Function and Importance of Valence Electrons
Studying the Atom
To begin with, we have to learn a little about the structure of an atom. An atom is made up of protons, neutrons, and electrons. It is a basic unit of matter, consisting of a nucleus and electrons (negatively charged particles) that are found in orbits around it. The nucleus is what contains the protons (positively charged particles) and neutrons (uncharged particles). The electrons rotate around the nucleus, in the same fashion as the sun revolves around the planets.
What Are Valence Electrons Exactly?
Valence electrons are the electrons that reside in the outermost electron shell of an atom in the highest energy level. They are important to an atom because the fewer valence electrons that the atom holds, the less stable it becomes.
What Functions Do They Perform?
Valence electrons are the most exposed of all the electrons, essentially acting as a protective barrier for the rest of the atom. Because they are in the highest energy level, they are generally the most involved in chemical reactions since they are the easiest to transfer. The function of valence electrons is to transfer between the atom, gaining or losing electrons in the process, in an effort to bring about stability to the atom.
Valence electrons are such an essential part of the atom’s stability that an atom will be reactive or inert depending solely on how many valence electrons it has. For the most part, eight valence electrons are necessary for an atom to reach a state of stability.
Why Are They Important?
As mentioned earlier, the number of valence electrons the atom holds the more stable it is. In addition to that, the amount of valence electrons in the outer shell determines how atoms interact with one another. Based upon the information from these two statements, it’s easy to see just how important valence electrons are to an atom.
To understand how an atom reaches stability it’s vital to know the function and importance of valence electrons. Without these electrons, the atom simply could not exist. It provides a variety of functions that enable it to create a foundation for chemical bonds.
We know that water consists of two hydrogen elements and one oxygen element. We must drink water to survive. It’s necessary to use water in our everyday lives. It’s essential to our living. But with all that being said, I highly doubt many people understand the complex procedure that had to take place to make this water. For water to achieve stability and form a covalent bond, oxygen has to gain two atoms, while hydrogen has to gain or lose one atom. The two hydrogen atoms and the oxygen share the electrons, which, in turn, form a water molecule.

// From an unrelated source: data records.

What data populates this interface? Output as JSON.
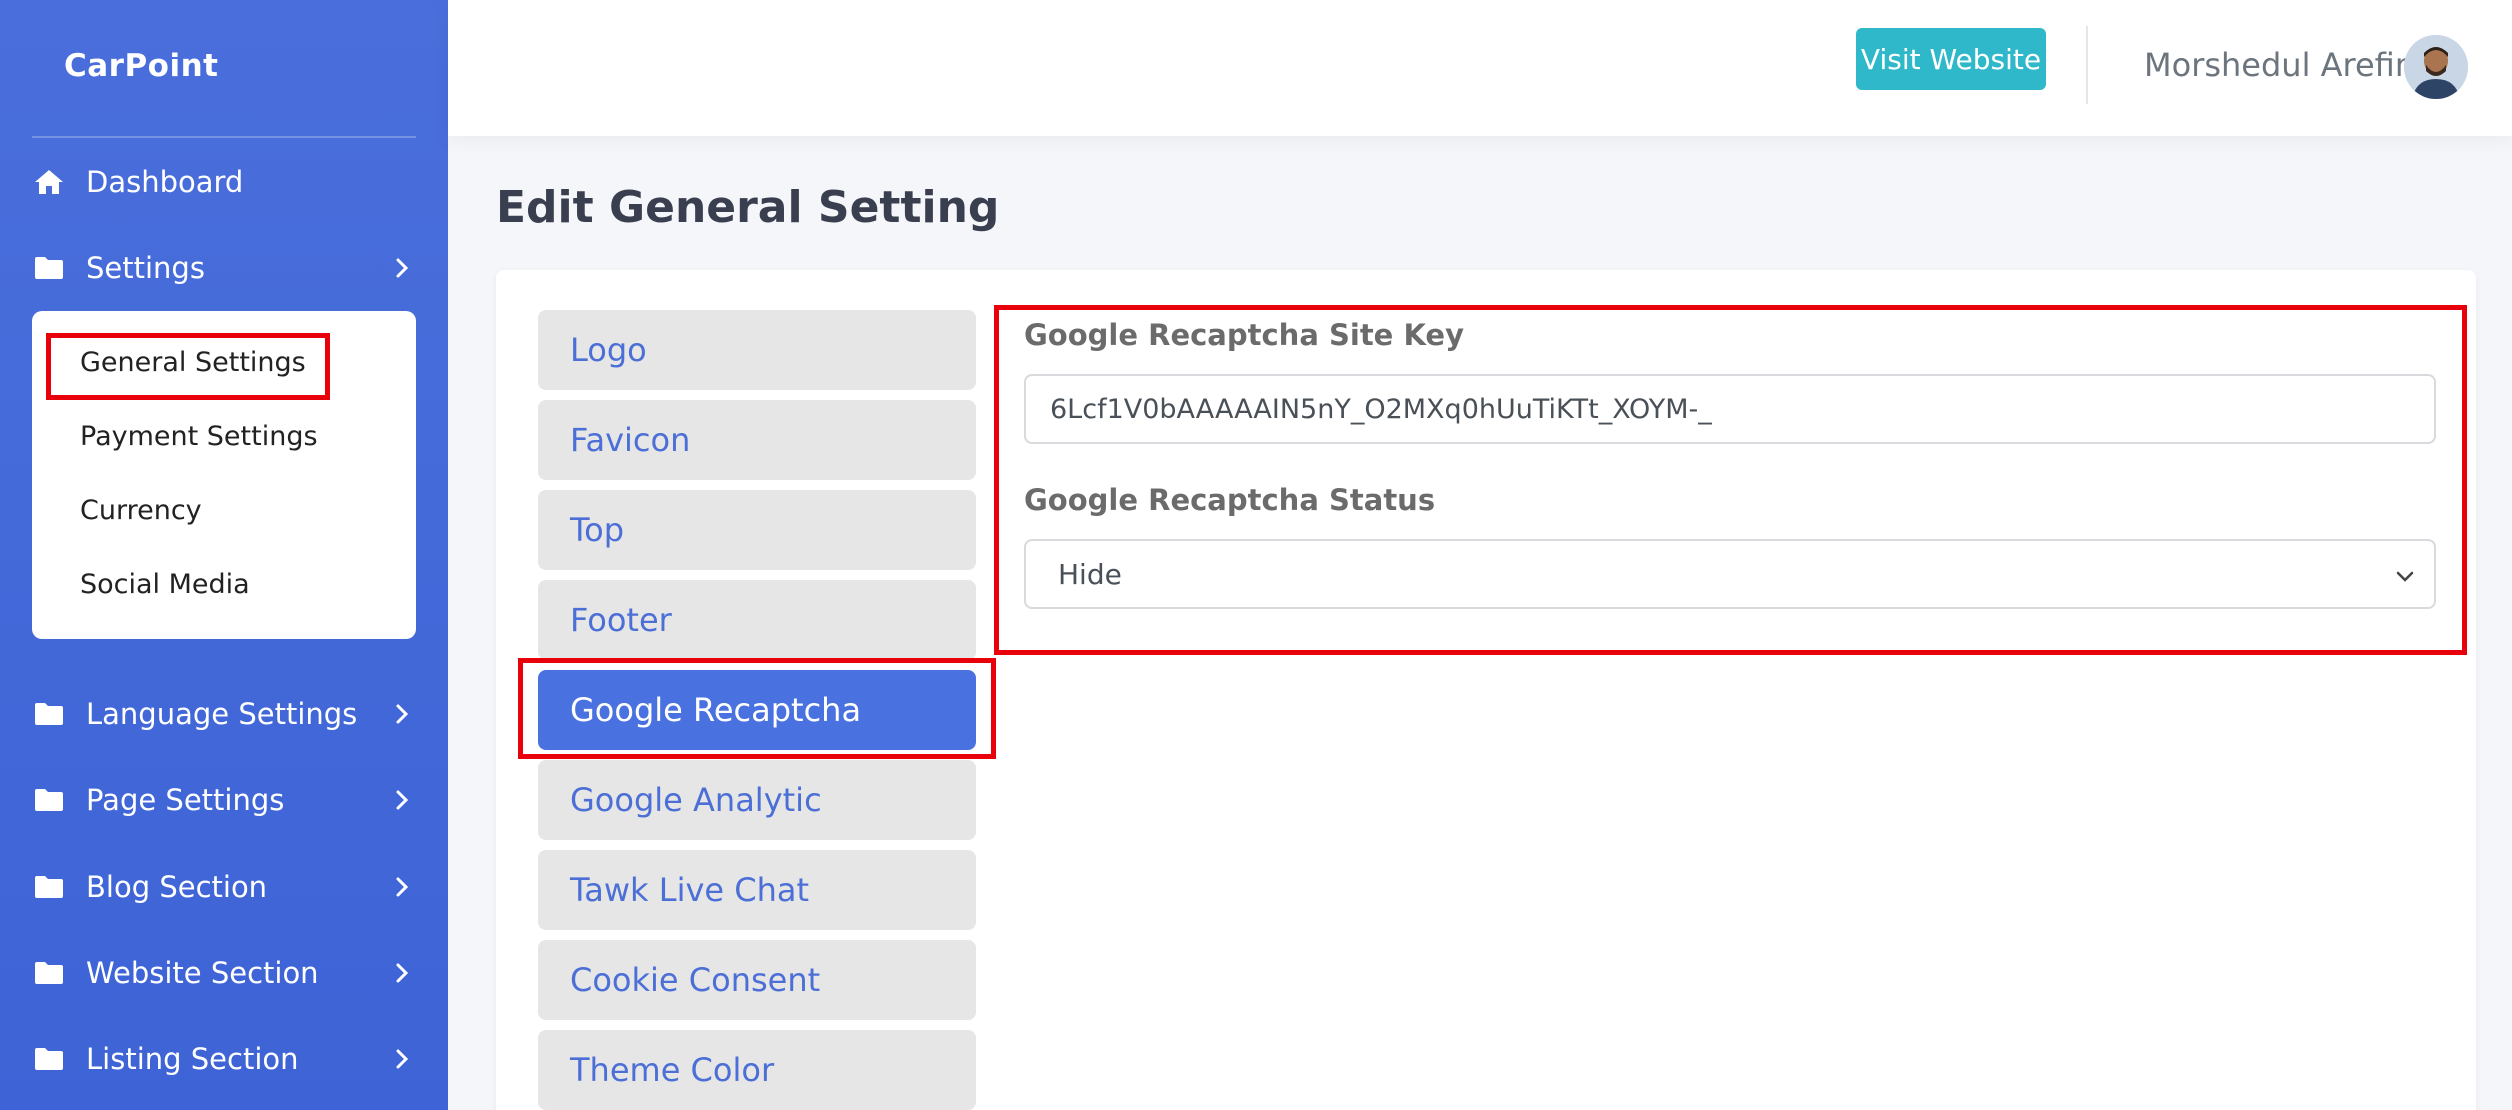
{
  "brand": "CarPoint",
  "nav": {
    "dashboard": "Dashboard",
    "settings": "Settings",
    "language_settings": "Language Settings",
    "page_settings": "Page Settings",
    "blog_section": "Blog Section",
    "website_section": "Website Section",
    "listing_section": "Listing Section"
  },
  "settings_submenu": {
    "general": "General Settings",
    "payment": "Payment Settings",
    "currency": "Currency",
    "social": "Social Media"
  },
  "header": {
    "visit_button": "Visit Website",
    "user_name": "Morshedul Arefin"
  },
  "page": {
    "title": "Edit General Setting"
  },
  "tabs": [
    {
      "label": "Logo"
    },
    {
      "label": "Favicon"
    },
    {
      "label": "Top"
    },
    {
      "label": "Footer"
    },
    {
      "label": "Google Recaptcha",
      "active": true
    },
    {
      "label": "Google Analytic"
    },
    {
      "label": "Tawk Live Chat"
    },
    {
      "label": "Cookie Consent"
    },
    {
      "label": "Theme Color"
    }
  ],
  "form": {
    "site_key_label": "Google Recaptcha Site Key",
    "site_key_value": "6Lcf1V0bAAAAAIN5nY_O2MXq0hUuTiKTt_XOYM-_",
    "status_label": "Google Recaptcha Status",
    "status_value": "Hide"
  },
  "colors": {
    "sidebar": "#4a6fdc",
    "active_tab": "#4a71e0",
    "visit_button": "#2fb8c9",
    "highlight": "#e8000b"
  }
}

Water is one of many interesting examples of how valence electrons are at work in our world today. Take a look around you. Our earth is simply filled with endless beautifully complex creations, much to the thanks of the work of valence electrons.